Book Learning. An Indonesian guerrilla campaign against Borneo and Sarawak may well continue, since Djakarta always needs a foreign diversion to draw attention from domestic difficulties. In Indonesian Borneo, which adjoins Sarawak, Sukarno has set up guerrilla camps along 200 miles of border, and is training 1,000 Red-lining Chinese from Sarawak, following the guidelines of Indonesian Defense Minister General Abdul Haris Nasution, an expert on guerrilla warfare who has written his own book on the subject. Bands of his guerrillas pushed across the border to raid Dyak villages, clashed with patrols of British-led Gurkhas and Sarawak police. In a fire fight ten miles inside Sarawak, the Indonesians killed a British lieutenant and wounded several Gurkhas before being routed with heavy losses. Meanwhile, British officers are studying Nasution's book for clues to stop further Indonesian incursions. So far, Indonesian terrorist attacks have only served to create a surge of pro-Malaysia feeling in Borneo and Sarawak. Almost nightly, the Indonesian embassy in North Borneo is plastered with slogans reading "Tunku Yes, Sukarno No." Although his people stopped head-hunting years ago, one Dyak chief told the U.N. fact finders that "if any more Indonesian bandits come into our territory, they may lose their heads." Source Time Magazine 5 Sept 1963 refer here

So folks......

Why are you celebrating the 16th of September?

Are you celebrating the success of Indonesia and the Philipines to derail the formation of Malaysia?

Straits Time 30th Aug 1963 Source here

or Are you celebrating the efforts of Miri Ahbengs SUPP Commies Anti Malaysia efforts?

The Straits Time 30th Aug 1963 Source here

Do tell ........

As for remains as the Official Kantoi Kencing Day

Till today I still wonder why none cabut lari during the 15 days window.....

Indo and Philipines factor?

They could have ask for British Protection....

So many ifs la...

But instead they joined.......

UPDATE 312am

More details about the Malaysia Bill in UK's House of Commons

I consider it unfortunate that we have to rush through the legislation as we are doing today. However, we must face the fact that the territories concerned are anxious to start the Federation on the date agreed and it would be wrong for us to try to upset that timetable or go against their wishes. Those who, like myself, think that the House has not had sufficient time to discuss the matter would have been quite happy to have had the Parliamentary Recess put back a little in order to afford more time for the subject. That, of course, would not have been popular with all hon. Members. But, after all the territories concerned have agreed on federation, it is at this time that a fierce attack has been launched on Malaysia. 

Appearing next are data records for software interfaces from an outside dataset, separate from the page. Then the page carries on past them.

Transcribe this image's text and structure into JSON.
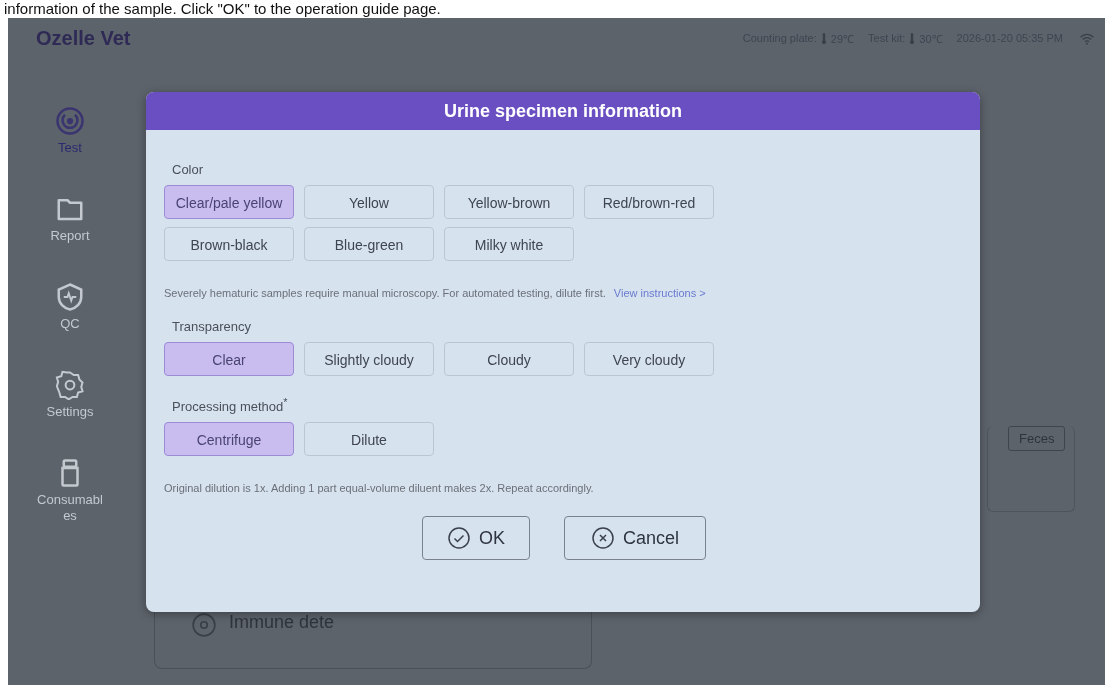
{
  "caption": "information of the sample. Click \"OK\" to the operation guide page.",
  "app": {
    "title": "Ozelle Vet"
  },
  "status_bar": {
    "counting_plate_label": "Counting plate:",
    "counting_plate_temp": "29℃",
    "test_kit_label": "Test kit:",
    "test_kit_temp": "30℃",
    "datetime": "2026-01-20  05:35 PM"
  },
  "sidebar": {
    "items": [
      {
        "label": "Test",
        "selected": true
      },
      {
        "label": "Report",
        "selected": false
      },
      {
        "label": "QC",
        "selected": false
      },
      {
        "label": "Settings",
        "selected": false
      },
      {
        "label": "Consumables",
        "selected": false
      }
    ]
  },
  "background": {
    "sample_button": "Feces",
    "card_title": "Immune dete"
  },
  "dialog": {
    "title": "Urine specimen information",
    "sections": [
      {
        "label": "Color",
        "options": [
          {
            "label": "Clear/pale yellow",
            "selected": true
          },
          {
            "label": "Yellow",
            "selected": false
          },
          {
            "label": "Yellow-brown",
            "selected": false
          },
          {
            "label": "Red/brown-red",
            "selected": false
          },
          {
            "label": "Brown-black",
            "selected": false
          },
          {
            "label": "Blue-green",
            "selected": false
          },
          {
            "label": "Milky white",
            "selected": false
          }
        ],
        "note": "Severely hematuric samples require manual microscopy. For automated testing, dilute first.",
        "link": "View instructions >"
      },
      {
        "label": "Transparency",
        "options": [
          {
            "label": "Clear",
            "selected": true
          },
          {
            "label": "Slightly cloudy",
            "selected": false
          },
          {
            "label": "Cloudy",
            "selected": false
          },
          {
            "label": "Very cloudy",
            "selected": false
          }
        ]
      },
      {
        "label": "Processing method$^{*}$",
        "options": [
          {
            "label": "Centrifuge",
            "selected": true
          },
          {
            "label": "Dilute",
            "selected": false
          }
        ],
        "note": "Original dilution is 1x. Adding 1 part equal-volume diluent makes 2x. Repeat accordingly."
      }
    ],
    "buttons": [
      {
        "label": "OK",
        "kind": "ok"
      },
      {
        "label": "Cancel",
        "kind": "cancel"
      }
    ]
  }
}
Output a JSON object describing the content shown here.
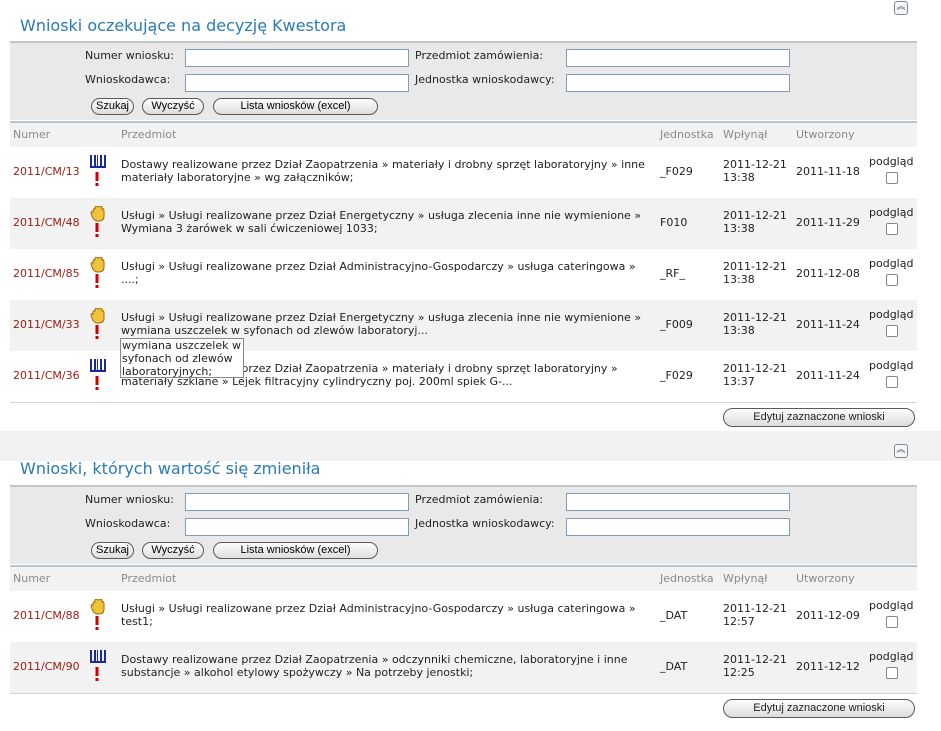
{
  "panels": [
    {
      "title": "Wnioski oczekujące na decyzję Kwestora",
      "filters": {
        "numer_label": "Numer wniosku:",
        "przedmiot_label": "Przedmiot zamówienia:",
        "wnioskodawca_label": "Wnioskodawca:",
        "jednostka_label": "Jednostka wnioskodawcy:",
        "numer_value": "",
        "przedmiot_value": "",
        "wnioskodawca_value": "",
        "jednostka_value": ""
      },
      "buttons": {
        "search": "Szukaj",
        "clear": "Wyczyść",
        "excel": "Lista wniosków (excel)"
      },
      "columns": {
        "numer": "Numer",
        "przedmiot": "Przedmiot",
        "jednostka": "Jednostka",
        "wplynal": "Wpłynął",
        "utworzony": "Utworzony"
      },
      "rows": [
        {
          "numer": "2011/CM/13",
          "icon": "barcode-icon",
          "przedmiot": "Dostawy realizowane przez Dział Zaopatrzenia » materiały i drobny sprzęt laboratoryjny » inne materiały laboratoryjne » wg załączników;",
          "jednostka": "_F029",
          "wplynal": "2011-12-21 13:38",
          "utworzony": "2011-11-18",
          "podglad": "podgląd"
        },
        {
          "numer": "2011/CM/48",
          "icon": "hand-icon",
          "przedmiot": "Usługi » Usługi realizowane przez Dział Energetyczny » usługa zlecenia inne nie wymienione » Wymiana 3 żarówek w sali ćwiczeniowej 1033;",
          "jednostka": "F010",
          "wplynal": "2011-12-21 13:38",
          "utworzony": "2011-11-29",
          "podglad": "podgląd"
        },
        {
          "numer": "2011/CM/85",
          "icon": "hand-icon",
          "przedmiot": "Usługi » Usługi realizowane przez Dział Administracyjno-Gospodarczy » usługa cateringowa » ....;",
          "jednostka": "_RF_",
          "wplynal": "2011-12-21 13:38",
          "utworzony": "2011-12-08",
          "podglad": "podgląd"
        },
        {
          "numer": "2011/CM/33",
          "icon": "hand-icon",
          "przedmiot": "Usługi » Usługi realizowane przez Dział Energetyczny » usługa zlecenia inne nie wymienione » wymiana uszczelek w syfonach od zlewów laboratoryj...",
          "jednostka": "_F009",
          "wplynal": "2011-12-21 13:38",
          "utworzony": "2011-11-24",
          "podglad": "podgląd"
        },
        {
          "numer": "2011/CM/36",
          "icon": "barcode-icon",
          "przedmiot": "Dostawy realizowane przez Dział Zaopatrzenia » materiały i drobny sprzęt laboratoryjny » materiały szklane » Lejek filtracyjny cylindryczny poj. 200ml spiek G-...",
          "jednostka": "_F029",
          "wplynal": "2011-12-21 13:37",
          "utworzony": "2011-11-24",
          "podglad": "podgląd"
        }
      ],
      "edit_button": "Edytuj zaznaczone wnioski"
    },
    {
      "title": "Wnioski, których wartość się zmieniła",
      "filters": {
        "numer_label": "Numer wniosku:",
        "przedmiot_label": "Przedmiot zamówienia:",
        "wnioskodawca_label": "Wnioskodawca:",
        "jednostka_label": "Jednostka wnioskodawcy:",
        "numer_value": "",
        "przedmiot_value": "",
        "wnioskodawca_value": "",
        "jednostka_value": ""
      },
      "buttons": {
        "search": "Szukaj",
        "clear": "Wyczyść",
        "excel": "Lista wniosków (excel)"
      },
      "columns": {
        "numer": "Numer",
        "przedmiot": "Przedmiot",
        "jednostka": "Jednostka",
        "wplynal": "Wpłynął",
        "utworzony": "Utworzony"
      },
      "rows": [
        {
          "numer": "2011/CM/88",
          "icon": "hand-icon",
          "przedmiot": "Usługi » Usługi realizowane przez Dział Administracyjno-Gospodarczy » usługa cateringowa » test1;",
          "jednostka": "_DAT",
          "wplynal": "2011-12-21 12:57",
          "utworzony": "2011-12-09",
          "podglad": "podgląd"
        },
        {
          "numer": "2011/CM/90",
          "icon": "barcode-icon",
          "przedmiot": "Dostawy realizowane przez Dział Zaopatrzenia » odczynniki chemiczne, laboratoryjne i inne substancje » alkohol etylowy spożywczy » Na potrzeby jenostki;",
          "jednostka": "_DAT",
          "wplynal": "2011-12-21 12:25",
          "utworzony": "2011-12-12",
          "podglad": "podgląd"
        }
      ],
      "edit_button": "Edytuj zaznaczone wnioski"
    }
  ],
  "tooltip": "wymiana uszczelek w syfonach od zlewów laboratoryjnych;"
}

It comes from a source perhaps not unexpected but, in view of earlier support, it is unfortunate that Dr. Sukarno should be responsible for this attack. He says that the Prime Minister of Malaya said that there was an understanding among the representatives of the Philippines, Indonesia and Malaya that Malaysia would not be formed before some kind of United Nations investigation. The Tunku, the Prime Minister of Malaya, does not share this view. It is rather significant that the third party to the talks has not made similar representations, although it is only right to say that it has expressed concern and has said that it thinks that this misunderstanding can be discussed, and I imagine it is hoped settled, at the forthcoming summit conference. The Tunku himself has said that he would be willing for the United Nations to test local opinion if those concerned were willing. This 987 is encouraging and it can only be hoped that as a result of the leaders of these three territories, Malaya, the Philippines and Indonesia, coming together, we might even yet happily find some solution to the problem. More here
Minds are like parachutes; they work best when open. -Lord Thomas Dewer